--- EXERCISE BRIEF ---
Every record must be output verbatim in the reply.

:: PROVIDED ENTRIES ::

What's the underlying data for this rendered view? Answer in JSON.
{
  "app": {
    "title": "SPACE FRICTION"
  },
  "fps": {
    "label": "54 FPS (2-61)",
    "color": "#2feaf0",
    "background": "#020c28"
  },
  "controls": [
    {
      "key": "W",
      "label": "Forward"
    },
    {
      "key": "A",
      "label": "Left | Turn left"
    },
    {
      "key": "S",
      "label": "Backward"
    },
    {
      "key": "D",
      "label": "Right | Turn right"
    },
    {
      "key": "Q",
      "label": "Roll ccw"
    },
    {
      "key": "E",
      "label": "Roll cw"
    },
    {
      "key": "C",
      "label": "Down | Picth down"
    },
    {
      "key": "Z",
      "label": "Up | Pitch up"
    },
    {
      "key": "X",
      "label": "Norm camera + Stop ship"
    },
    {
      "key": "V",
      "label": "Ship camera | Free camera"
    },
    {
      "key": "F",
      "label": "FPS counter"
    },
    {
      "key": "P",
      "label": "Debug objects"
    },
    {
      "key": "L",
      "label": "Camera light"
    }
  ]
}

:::

--- WRITTEN REPLY ---
What's the underlying data for this rendered view? Answer in JSON.
{
  "app": {
    "title": "SPACE FRICTION"
  },
  "fps": {
    "label": "54 FPS (2-61)",
    "color": "#2feaf0",
    "background": "#020c28"
  },
  "controls": [
    {
      "key": "W",
      "label": "Forward"
    },
    {
      "key": "A",
      "label": "Left | Turn left"
    },
    {
      "key": "S",
      "label": "Backward"
    },
    {
      "key": "D",
      "label": "Right | Turn right"
    },
    {
      "key": "Q",
      "label": "Roll ccw"
    },
    {
      "key": "E",
      "label": "Roll cw"
    },
    {
      "key": "C",
      "label": "Down | Picth down"
    },
    {
      "key": "Z",
      "label": "Up | Pitch up"
    },
    {
      "key": "X",
      "label": "Norm camera + Stop ship"
    },
    {
      "key": "V",
      "label": "Ship camera | Free camera"
    },
    {
      "key": "F",
      "label": "FPS counter"
    },
    {
      "key": "P",
      "label": "Debug objects"
    },
    {
      "key": "L",
      "label": "Camera light"
    }
  ]
}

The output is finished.